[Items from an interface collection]
::::

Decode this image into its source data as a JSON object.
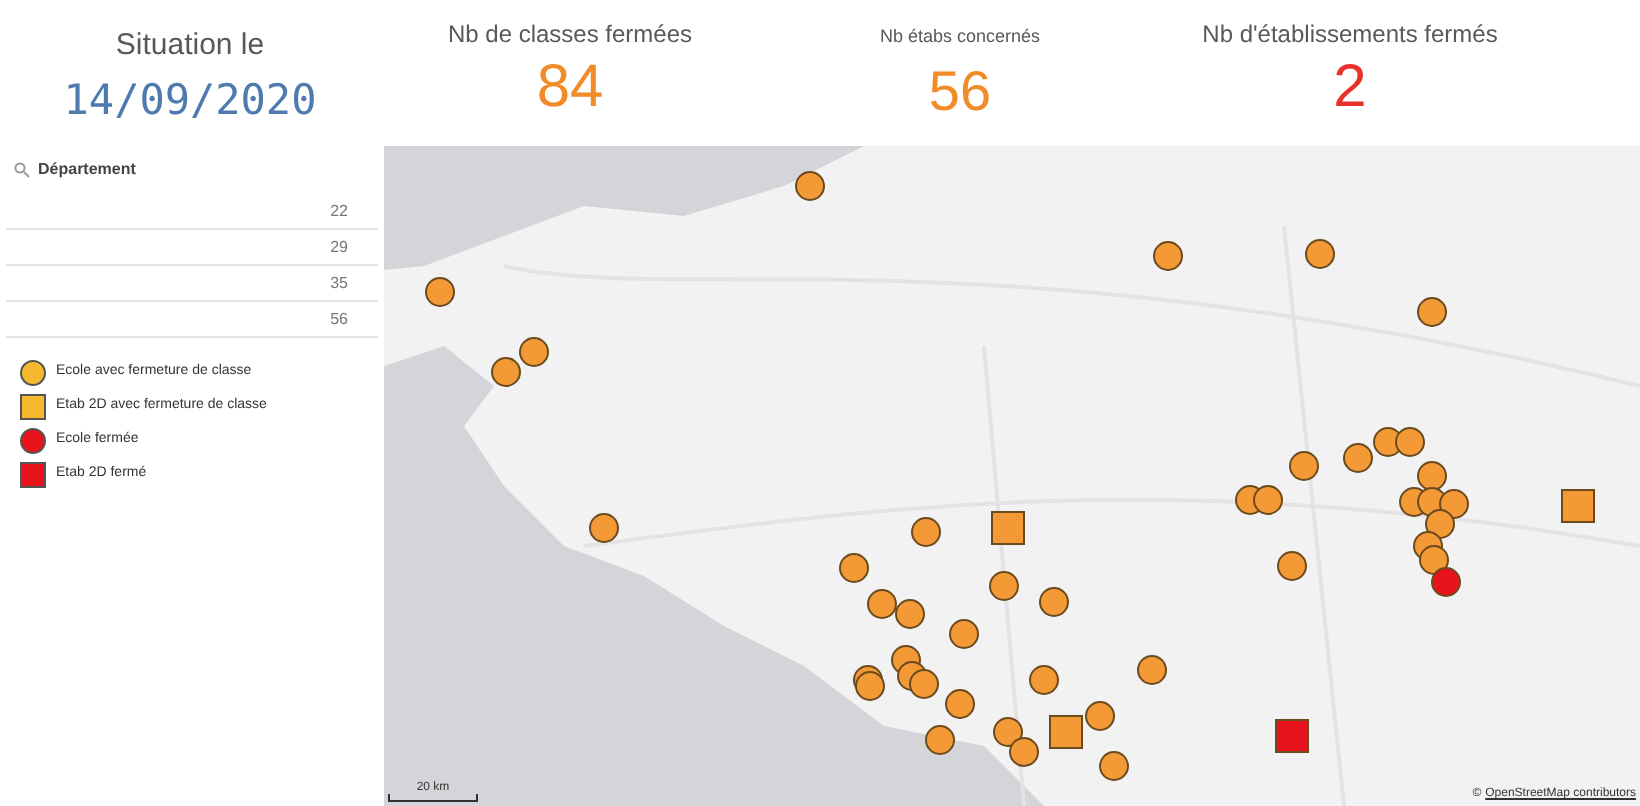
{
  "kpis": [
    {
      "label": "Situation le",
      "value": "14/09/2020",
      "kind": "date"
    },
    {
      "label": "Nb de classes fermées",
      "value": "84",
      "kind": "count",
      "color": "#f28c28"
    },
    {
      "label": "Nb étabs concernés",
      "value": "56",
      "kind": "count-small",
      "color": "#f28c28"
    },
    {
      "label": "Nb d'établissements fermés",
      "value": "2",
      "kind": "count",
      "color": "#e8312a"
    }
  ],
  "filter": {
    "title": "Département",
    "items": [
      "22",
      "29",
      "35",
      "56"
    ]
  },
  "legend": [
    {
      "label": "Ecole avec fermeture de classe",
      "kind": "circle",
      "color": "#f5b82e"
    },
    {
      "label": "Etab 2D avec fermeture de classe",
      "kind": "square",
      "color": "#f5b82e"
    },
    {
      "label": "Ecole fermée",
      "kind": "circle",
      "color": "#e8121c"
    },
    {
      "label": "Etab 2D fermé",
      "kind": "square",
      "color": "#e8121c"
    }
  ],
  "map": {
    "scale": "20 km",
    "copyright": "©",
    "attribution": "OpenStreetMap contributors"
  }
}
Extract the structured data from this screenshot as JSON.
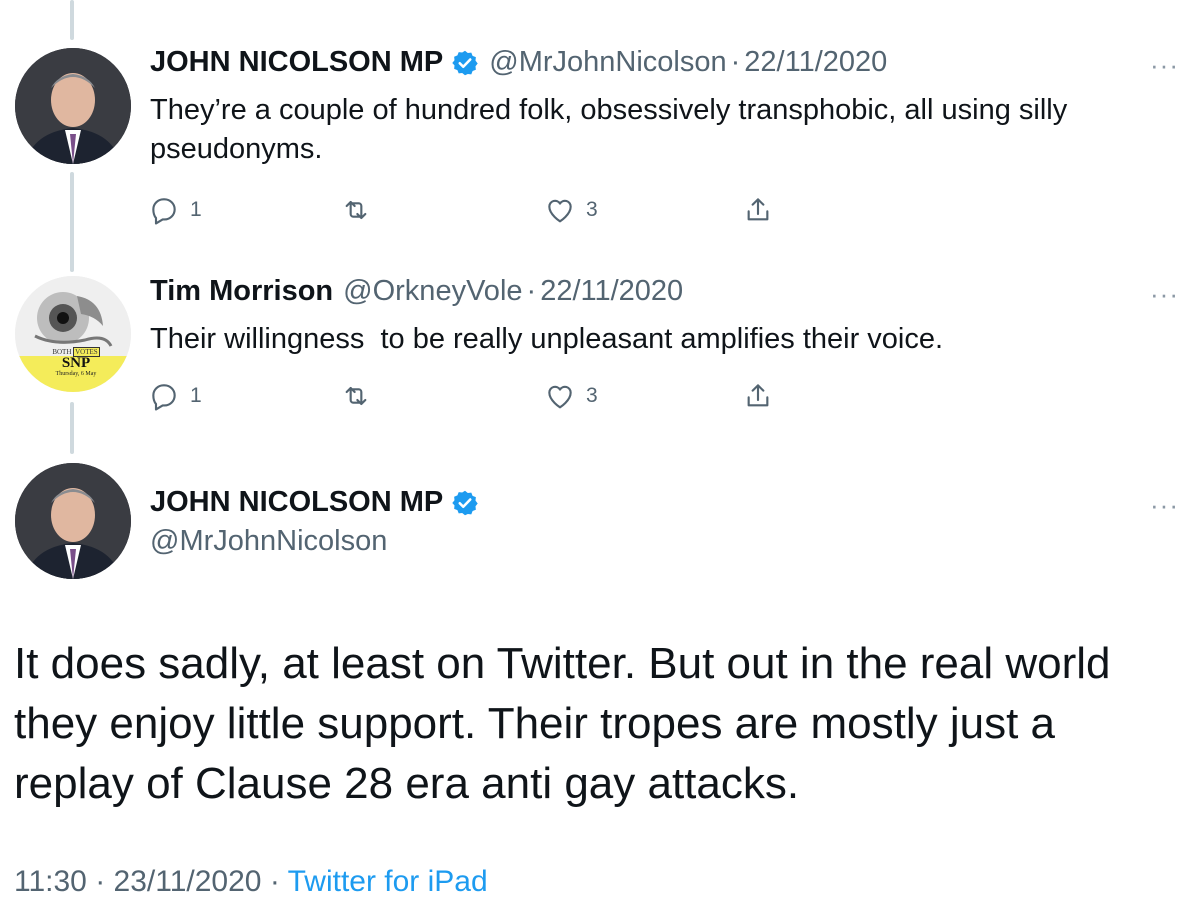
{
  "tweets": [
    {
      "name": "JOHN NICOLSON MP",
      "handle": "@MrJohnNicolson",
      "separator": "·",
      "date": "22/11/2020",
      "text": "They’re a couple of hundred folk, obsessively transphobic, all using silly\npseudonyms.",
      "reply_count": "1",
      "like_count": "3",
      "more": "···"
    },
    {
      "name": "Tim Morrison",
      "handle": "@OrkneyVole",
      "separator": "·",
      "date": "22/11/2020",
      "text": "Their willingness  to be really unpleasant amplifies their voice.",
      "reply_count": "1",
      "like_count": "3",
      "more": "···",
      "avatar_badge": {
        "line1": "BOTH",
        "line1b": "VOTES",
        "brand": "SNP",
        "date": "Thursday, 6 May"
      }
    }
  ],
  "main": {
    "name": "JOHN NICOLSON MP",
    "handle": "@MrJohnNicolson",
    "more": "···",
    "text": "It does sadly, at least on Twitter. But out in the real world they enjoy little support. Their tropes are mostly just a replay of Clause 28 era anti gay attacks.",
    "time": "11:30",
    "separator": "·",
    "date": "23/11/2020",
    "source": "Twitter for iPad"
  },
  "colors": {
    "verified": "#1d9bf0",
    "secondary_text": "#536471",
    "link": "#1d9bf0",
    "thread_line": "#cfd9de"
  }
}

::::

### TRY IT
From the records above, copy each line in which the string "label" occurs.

### YOUR RESPONSE
      "label": "Situation le",
      "label": "Nb de classes fermées",
      "label": "Nb étabs concernés",
      "label": "Nb d'établissements fermés",
      "label": "Ecole avec fermeture de classe",
      "label": "Etab 2D avec fermeture de classe",
      "label": "Ecole fermée",
      "label": "Etab 2D fermé",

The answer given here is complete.